There are some seaweeds that only grow in the north of the UK, such as the Northern Tooth Weed (Odonthalia dentata) which is absent from Wales. I wanted to become familiar with these in the field rather than just seeing them as pressed specimens in our collections. It’s always exciting to find a species for the first time in the wild too.

Despite the time of year and the north-eastern location, the very sheltered shore was an excellent one for seaweeds and I documented a wide range of species. While it was important to collect specimens as a permanent back-up for records and for future research, I had to remind myself not to collect too many as they take a long time to process and I didn’t want to be up until the ‘wee hours’.

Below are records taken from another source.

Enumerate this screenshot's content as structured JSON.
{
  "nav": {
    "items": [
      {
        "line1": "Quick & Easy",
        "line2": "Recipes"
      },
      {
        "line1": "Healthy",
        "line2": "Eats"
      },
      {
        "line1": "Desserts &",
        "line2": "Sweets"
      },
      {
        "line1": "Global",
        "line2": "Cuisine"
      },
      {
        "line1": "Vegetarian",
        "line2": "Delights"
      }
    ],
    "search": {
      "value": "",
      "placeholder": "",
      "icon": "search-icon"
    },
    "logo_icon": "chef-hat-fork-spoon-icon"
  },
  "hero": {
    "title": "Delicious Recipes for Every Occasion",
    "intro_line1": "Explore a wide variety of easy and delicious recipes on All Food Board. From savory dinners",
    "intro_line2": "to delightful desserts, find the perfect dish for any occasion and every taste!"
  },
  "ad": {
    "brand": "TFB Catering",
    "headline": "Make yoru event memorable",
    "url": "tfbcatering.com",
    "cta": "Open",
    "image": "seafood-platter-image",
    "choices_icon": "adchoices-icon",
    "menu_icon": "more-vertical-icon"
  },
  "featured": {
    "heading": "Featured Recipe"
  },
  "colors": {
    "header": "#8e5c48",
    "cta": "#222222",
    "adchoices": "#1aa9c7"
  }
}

Preservation of the seaweeds involves several techniques depending on future use. To preserve the seaweed’s DNA for molecular analysis, the seaweed needs to be dried as quickly as possible in a bag with silica gel. Combining DNA characters with morphological ones (such as shape and colour) is sometimes the only way to be sure of an identification. To preserve 3D structure and some microscopic details well, a sample is placed in a tube with formaldehyde for fixation. Finally, the traditional and still most effective method for overall preservation is to press and dry the specimen, unfortunately this is the most time consuming process. You float each seaweed out onto paper, place nappy liners on top (a crucial part to stop the seaweed sticking to the paper above it), then place a piece of blotting paper underneath and on top and put it into a plant press. At least once a day, I swapped the wet blotting paper for dry and made sure the wet paper dried out quickly enough to be used in the next cycle. A lengthy procedure, but worth it for excellently preserved specimens that will be invaluable for future research.

I had access to a microscope with a camera attached and so was able to take close-up images of the seaweeds while they were fresh. These will be useful when looking at dried specimens back in the museum. Characters such as colour and 3D structure can be altered in the drying process, but will show up well in these photos. I also took lots of photos with a waterproof camera (it is too terrifying to take a non-waterproof camera onto the shore!) and I will share some more of these in my next blog.

Collecting Laver (Porphyra species), making sure the holdfast is collected for identification purposes

Some of the seaweeds recorded and collected from the lower shore

Reproductive features of Winged Weed (Membranoptera alata) recorded down the microscope

A pressed specimen of Stalked Leaf Bearer (Phyllophora pseudoceranoides)